Many times we direct our thoughts outward to view a world that is chaotic and out of control – filled with daily challenges that press upon us with the possibility of catastrophic consequences that loom over us waiting to crush us under their weight.
Things do happen.
People can be suddenly ripped from our lives — jobs can be eliminated over night with a stroke of a pen — and people do get the feared diagnosis —
Things do happen.
But then, most times — they don’t.
And yet we forget to notice how God is carrying us safely within his hands.
I believe that realizing this in the best of times and even in the quiet times will help me to better prepare for the worst of times. There will always be wars and rumors of wars, but practicing my faith means that I ultimately believe that nothing can separate me from the love of God. ~ (see Romans 8: 31-39)
So whether it is the best of times or worst of times or something in-between, don’t forget to stop and rest in His care. As we daily remember to tap into these thoughts, we are accessing His divine power and giving our attention to God as our source of peace.
Over the next several weeks I will be exploring topics surrounding our need to live more “Out of Control/ Into God’s Hands.”
I hope you will join me and comment on the things that resonate with you.
Trust in the Lord with all your heart and lean not on your own understanding; in all your ways acknowledge him, and he will make your paths straight. ~ Proverbs 3: 5-6
The below description of the painting is from the Tate Gallery posted on Wikimedia Commons.
“This was painted at the moment in Kandinsky’s career when he was living in Germany, near Munich, and moving rapidly from a form of Expressionism towards Abstraction.
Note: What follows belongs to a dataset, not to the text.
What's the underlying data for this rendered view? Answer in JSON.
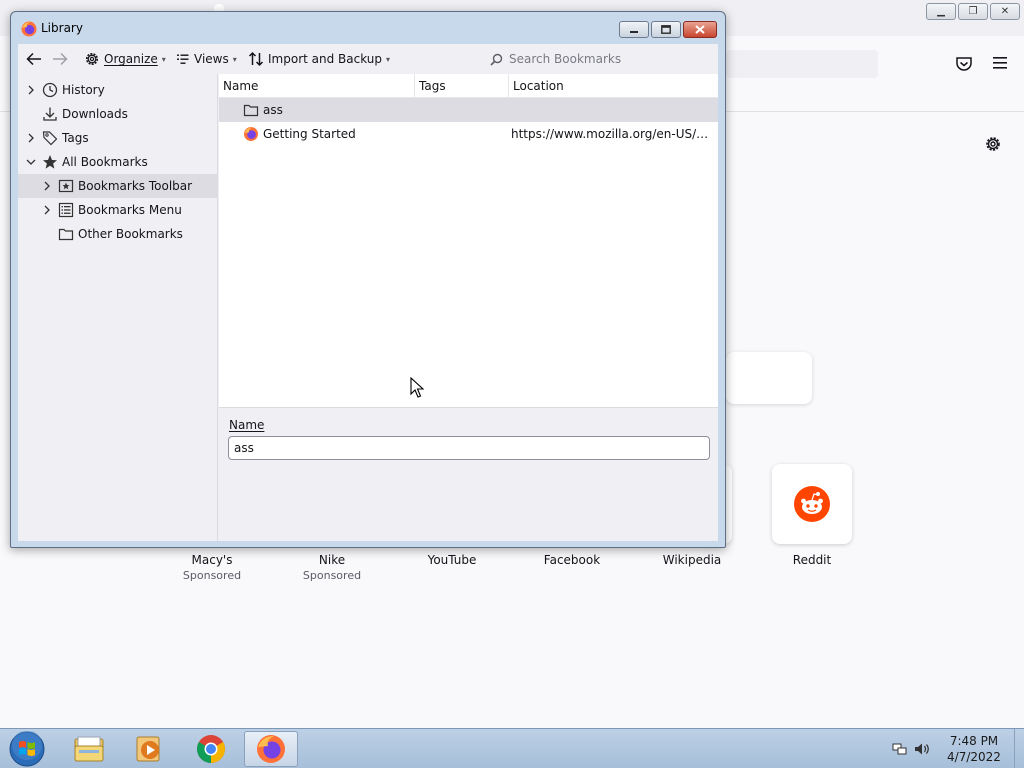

It was acquired by the Tate Gallery in 1938 and in a letter to a friend not long after, Kandinsky wrote ‘an American woman living in London has bought a pre-war painting from me and presented it to the Tate Gallery in London! It is the first truly modern painting in the famous museum in London.
The ‘traces of “the object” ‘ which Kandinsky mentions are as follows:
- “In the upper left portion of the picture are two horses rearing up against each other, their front legs interlocking.
- Each has a Cossack (Russian cavalry) rider wearing a tall fur hat which Kandinsky has here painted orange-red.
- Each is swinging a long curved sabre, painted mauve.
- Below the horses is a rainbow bridging a valley, and to the left of that, what appear to be two batteries of guns, one of which is firing, producing a cloud of red and orange flame.
- On the other side of the valley is a building suggesting a fortress and below it are three more Cossacks again distinguishable by their orange hats.
- Two of them carry long black lances and the third has his arm extended and is leaning on his sabre.
- A flock of birds flies agitatedly in the sky.”
This work is in the public domain in its country of origin and other countries and areas where the copyright term is the author’s life plus 70 years or less.
“faithful reproductions of two-dimensional public domain works of art are public domain“. This photographic reproduction is therefore also considered to be in the public domain in the United States. In other jurisdictions, re-use of this content may be restricted; see Reuse of PD-Art photographs for details.